that the relaxation time for fluctuating forces in the bath is much shorter
than the time over which one observes the particle. Such approximation
removes the ``memory effects'' from the equation of motion (note that Eq.
(481) does not involve the nonlocality in time introduced by the time integral
in Eq. (480)). This approximation is thus called *Markovian approximation*
since it makes the instantaneous force independent of the state of the
particle at any previous time. Note that, according to Eq. (482),

(484) |

where ,
since .
The solution to Eq. (484) is,

exp | (485) |

Eq. (485) indicates that the average initial momentum of the particle
is dissipated into the bath at an exponential rate (i.e., the average velocity
vanishes at an exponential rate). However, it is important to note that
the condition
at
(e.g., at equilibrium) does not imply that the particle is at rest! At
equilibrium, the fluctuating force
keeps buffeting the particle and the distribution of velocities is given
by the Boltzmann distribution (see Eq. (383)). The average squared velocity
for the particle is

(486) |

and the velocity autocorrelation function is

exp exp | (487) |

since Eq. (484) is valid not only for the dynamical variable
but also for .

The motion of the particle is called *Brownian Motion*,
in honor to the botanist Robert Brown who *observed* it for the first
time in his studies of pollen.
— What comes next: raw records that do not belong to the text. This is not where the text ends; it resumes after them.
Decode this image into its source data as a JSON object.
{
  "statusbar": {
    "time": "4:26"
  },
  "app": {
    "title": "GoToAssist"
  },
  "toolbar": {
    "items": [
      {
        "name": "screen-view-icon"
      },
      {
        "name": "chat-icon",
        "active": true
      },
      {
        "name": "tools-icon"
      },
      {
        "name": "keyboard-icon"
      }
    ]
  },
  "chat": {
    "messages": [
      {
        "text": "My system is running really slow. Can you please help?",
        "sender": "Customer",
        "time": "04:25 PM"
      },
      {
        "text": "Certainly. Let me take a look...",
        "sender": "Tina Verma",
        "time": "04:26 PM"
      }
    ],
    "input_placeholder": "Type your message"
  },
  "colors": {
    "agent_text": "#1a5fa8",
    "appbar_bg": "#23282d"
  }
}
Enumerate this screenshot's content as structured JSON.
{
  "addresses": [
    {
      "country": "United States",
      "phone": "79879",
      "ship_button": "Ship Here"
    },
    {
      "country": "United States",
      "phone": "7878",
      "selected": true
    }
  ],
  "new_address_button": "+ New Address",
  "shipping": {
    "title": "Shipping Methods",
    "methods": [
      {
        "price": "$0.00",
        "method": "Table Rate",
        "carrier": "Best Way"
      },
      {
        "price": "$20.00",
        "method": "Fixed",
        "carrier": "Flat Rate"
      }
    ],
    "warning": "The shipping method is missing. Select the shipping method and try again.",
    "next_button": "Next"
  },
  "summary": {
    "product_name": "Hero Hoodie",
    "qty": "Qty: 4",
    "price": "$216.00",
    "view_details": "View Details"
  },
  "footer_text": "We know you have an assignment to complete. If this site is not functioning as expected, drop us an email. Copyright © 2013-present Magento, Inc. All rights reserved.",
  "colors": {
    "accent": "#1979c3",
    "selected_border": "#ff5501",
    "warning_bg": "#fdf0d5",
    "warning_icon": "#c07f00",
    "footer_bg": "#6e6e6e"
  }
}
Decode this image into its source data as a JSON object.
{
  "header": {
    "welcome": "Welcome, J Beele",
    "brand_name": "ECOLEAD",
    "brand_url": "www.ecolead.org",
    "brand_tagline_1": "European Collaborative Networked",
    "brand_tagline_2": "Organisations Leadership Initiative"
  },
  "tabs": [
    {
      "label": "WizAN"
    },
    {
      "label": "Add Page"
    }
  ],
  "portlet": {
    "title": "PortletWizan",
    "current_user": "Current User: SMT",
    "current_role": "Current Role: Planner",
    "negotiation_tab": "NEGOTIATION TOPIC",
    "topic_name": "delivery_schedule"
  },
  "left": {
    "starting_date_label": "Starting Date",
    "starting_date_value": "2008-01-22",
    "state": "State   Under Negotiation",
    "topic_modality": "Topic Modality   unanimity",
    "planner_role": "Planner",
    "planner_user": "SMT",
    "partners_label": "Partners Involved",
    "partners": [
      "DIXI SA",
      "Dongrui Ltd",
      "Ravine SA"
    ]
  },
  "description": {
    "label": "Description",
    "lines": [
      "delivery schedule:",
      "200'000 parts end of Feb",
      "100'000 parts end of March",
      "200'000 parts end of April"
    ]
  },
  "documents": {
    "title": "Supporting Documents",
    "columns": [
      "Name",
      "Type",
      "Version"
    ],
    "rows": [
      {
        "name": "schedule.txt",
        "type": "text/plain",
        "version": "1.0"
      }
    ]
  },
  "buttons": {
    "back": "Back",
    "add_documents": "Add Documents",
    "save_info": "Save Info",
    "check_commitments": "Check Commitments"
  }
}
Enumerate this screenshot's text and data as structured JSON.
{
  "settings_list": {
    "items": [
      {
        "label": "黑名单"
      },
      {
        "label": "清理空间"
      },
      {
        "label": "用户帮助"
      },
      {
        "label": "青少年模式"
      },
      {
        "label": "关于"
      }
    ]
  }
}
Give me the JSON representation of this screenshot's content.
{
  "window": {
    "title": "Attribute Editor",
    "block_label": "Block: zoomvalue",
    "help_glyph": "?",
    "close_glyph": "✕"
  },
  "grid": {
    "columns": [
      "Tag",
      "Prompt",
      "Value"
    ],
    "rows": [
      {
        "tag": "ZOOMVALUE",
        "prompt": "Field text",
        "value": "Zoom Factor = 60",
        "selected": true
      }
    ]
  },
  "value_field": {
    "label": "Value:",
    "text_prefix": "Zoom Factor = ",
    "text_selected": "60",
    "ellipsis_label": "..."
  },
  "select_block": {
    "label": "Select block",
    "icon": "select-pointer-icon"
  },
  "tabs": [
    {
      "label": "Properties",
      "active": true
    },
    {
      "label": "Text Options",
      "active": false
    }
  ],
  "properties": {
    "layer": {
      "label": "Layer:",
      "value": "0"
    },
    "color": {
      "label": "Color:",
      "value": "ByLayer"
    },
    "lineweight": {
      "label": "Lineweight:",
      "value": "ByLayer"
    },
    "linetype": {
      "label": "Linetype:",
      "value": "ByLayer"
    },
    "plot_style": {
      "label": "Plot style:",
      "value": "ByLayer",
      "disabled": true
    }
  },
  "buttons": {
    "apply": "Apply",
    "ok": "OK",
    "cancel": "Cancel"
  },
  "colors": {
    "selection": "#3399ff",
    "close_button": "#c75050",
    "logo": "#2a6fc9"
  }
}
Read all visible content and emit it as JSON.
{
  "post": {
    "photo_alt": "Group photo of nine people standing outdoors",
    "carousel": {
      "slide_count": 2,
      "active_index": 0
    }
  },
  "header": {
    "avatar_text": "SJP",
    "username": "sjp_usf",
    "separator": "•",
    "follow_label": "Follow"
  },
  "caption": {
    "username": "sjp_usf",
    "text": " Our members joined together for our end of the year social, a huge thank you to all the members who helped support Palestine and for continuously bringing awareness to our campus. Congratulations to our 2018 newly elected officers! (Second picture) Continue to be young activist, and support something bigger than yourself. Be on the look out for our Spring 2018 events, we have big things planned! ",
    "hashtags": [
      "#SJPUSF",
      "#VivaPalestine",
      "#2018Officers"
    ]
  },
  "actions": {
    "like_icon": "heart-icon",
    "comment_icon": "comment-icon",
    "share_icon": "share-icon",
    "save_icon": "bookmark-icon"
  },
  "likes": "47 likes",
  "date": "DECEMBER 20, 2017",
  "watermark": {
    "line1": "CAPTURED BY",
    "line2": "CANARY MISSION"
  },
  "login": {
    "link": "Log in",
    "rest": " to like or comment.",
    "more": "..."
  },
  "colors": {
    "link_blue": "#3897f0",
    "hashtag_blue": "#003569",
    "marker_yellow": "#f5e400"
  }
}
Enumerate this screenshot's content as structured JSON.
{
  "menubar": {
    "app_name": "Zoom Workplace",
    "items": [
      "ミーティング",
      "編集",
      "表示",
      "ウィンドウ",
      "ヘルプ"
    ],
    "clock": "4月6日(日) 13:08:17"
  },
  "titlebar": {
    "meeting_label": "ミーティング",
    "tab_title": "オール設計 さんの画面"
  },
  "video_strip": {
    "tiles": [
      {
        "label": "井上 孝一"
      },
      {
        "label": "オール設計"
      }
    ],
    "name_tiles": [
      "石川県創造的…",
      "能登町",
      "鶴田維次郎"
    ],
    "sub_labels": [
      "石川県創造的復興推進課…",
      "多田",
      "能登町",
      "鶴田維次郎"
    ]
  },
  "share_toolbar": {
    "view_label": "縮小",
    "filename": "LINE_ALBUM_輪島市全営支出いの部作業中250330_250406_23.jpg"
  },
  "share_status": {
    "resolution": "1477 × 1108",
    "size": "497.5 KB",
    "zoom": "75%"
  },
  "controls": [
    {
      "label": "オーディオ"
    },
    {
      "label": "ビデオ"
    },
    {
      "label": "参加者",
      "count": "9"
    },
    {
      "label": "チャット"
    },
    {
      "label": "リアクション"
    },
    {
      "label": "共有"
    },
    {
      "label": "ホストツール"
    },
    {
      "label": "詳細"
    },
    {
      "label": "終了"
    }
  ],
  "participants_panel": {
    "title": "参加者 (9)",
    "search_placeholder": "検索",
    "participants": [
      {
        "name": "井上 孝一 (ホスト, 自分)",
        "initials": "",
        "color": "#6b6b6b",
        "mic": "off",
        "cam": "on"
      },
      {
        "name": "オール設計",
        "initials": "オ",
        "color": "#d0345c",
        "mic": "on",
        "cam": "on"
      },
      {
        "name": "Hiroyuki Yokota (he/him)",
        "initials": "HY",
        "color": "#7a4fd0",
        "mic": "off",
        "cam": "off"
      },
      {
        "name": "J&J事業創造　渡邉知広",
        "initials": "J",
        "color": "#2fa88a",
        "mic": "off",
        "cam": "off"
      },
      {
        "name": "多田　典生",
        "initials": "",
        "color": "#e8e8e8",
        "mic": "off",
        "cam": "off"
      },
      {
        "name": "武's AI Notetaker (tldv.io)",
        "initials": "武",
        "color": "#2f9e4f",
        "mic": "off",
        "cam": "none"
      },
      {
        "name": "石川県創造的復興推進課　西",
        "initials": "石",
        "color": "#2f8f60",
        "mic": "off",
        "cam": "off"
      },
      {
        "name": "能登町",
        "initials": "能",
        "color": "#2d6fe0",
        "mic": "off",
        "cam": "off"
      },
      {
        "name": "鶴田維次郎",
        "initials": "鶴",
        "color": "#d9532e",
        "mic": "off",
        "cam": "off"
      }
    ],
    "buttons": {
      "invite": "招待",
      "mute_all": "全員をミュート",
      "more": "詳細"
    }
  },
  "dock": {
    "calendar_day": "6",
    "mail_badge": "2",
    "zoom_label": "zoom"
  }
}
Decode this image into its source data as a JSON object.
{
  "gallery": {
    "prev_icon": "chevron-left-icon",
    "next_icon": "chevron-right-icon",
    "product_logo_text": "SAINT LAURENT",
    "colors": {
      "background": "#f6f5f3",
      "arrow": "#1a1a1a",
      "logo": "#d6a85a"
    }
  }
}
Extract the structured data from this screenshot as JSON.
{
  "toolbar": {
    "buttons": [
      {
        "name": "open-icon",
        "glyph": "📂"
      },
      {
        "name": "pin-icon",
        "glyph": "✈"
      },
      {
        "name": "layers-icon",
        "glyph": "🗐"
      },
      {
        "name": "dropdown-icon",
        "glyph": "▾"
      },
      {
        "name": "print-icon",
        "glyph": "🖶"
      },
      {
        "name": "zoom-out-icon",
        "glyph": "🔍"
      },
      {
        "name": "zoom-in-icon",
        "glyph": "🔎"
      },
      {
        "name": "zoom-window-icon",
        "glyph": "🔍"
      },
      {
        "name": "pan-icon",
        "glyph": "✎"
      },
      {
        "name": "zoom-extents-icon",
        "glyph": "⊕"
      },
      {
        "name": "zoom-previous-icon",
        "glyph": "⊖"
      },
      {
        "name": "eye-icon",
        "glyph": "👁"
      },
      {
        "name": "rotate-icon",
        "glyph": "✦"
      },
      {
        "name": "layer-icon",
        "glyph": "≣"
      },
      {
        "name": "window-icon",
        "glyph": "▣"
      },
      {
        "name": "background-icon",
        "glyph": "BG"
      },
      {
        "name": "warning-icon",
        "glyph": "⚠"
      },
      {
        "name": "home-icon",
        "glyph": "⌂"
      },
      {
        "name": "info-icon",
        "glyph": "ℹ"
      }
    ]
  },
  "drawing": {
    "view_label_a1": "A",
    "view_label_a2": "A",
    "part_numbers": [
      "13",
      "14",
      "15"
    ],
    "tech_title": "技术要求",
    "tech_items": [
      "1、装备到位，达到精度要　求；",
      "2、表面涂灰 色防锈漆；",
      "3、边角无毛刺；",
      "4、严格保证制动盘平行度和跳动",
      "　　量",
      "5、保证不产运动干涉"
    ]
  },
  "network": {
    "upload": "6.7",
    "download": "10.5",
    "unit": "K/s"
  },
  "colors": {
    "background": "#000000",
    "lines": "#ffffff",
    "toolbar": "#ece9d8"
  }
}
In 1828 he wrote ``the pollen become dispersed
in water in a great number of small particles which were perceived to have
an irregular swarming motion''. The theory of such motion, however, was
derived by A. Einstein in 1905 when he wrote: ``In this paper it will be
shown that ... bodies of microscopically visible size suspended in a liquid
perform movements of such magnitude that they can be easily observed in
a microscope on account of the molecular motions of heat ...''

In order to compute the average mean squared displacement of the particle we substitute the variable x(t) in Eq. (482) by , we multiply both sides of Eq.(482) by such variable and we average over the ensemble distribution as follows,

(488) |

since .
Eq. (488) is equivalent to

(489) |

which, according to Eq. (486), gives

(490) |

The solution to Eq. (490) is

exp | (491) |

Therefore, the mean squared displacement is

(492) |

At *short times* (i.e., when exp),

(493) |

i.e., *the mean squared displacement at short times is quadratic
in time*. This is the so-called *ballistic regime*, since it corresponds
to ballistic motion (motion without collisions) for a particle with velocity
equal to .

At *long times* (i.e., when exp),

(494) |

where the constant

(495) |

is the *diffusion coefficient*. Therefore, *at long times
the mean squared displacement is linear in time*. This long time limit
is the so-called *diffusional regime*. The remaining of this section
shows that the diffusion coefficient can be computed in terms of the velocity
autocorrelation function
as follows:

(496) |

Note that Eq. (495) can be readily obtained by substituting Eq.
(487) into Eq. (496).

In order to prove Eq. (496), consider the particle displacement at time t,

(497) |

and compute the time derivative of the squared displacement as follows

(498) |

which according to Eq. (448) gives,

(499) |

Changing integration variables from
to
we obtain

(500) |

since
is equal to .

Finally, since we obtain

(501) |

Eq. (496) is obtained by substituting Eq. (494) into the l.h.s.
of Eq. (501).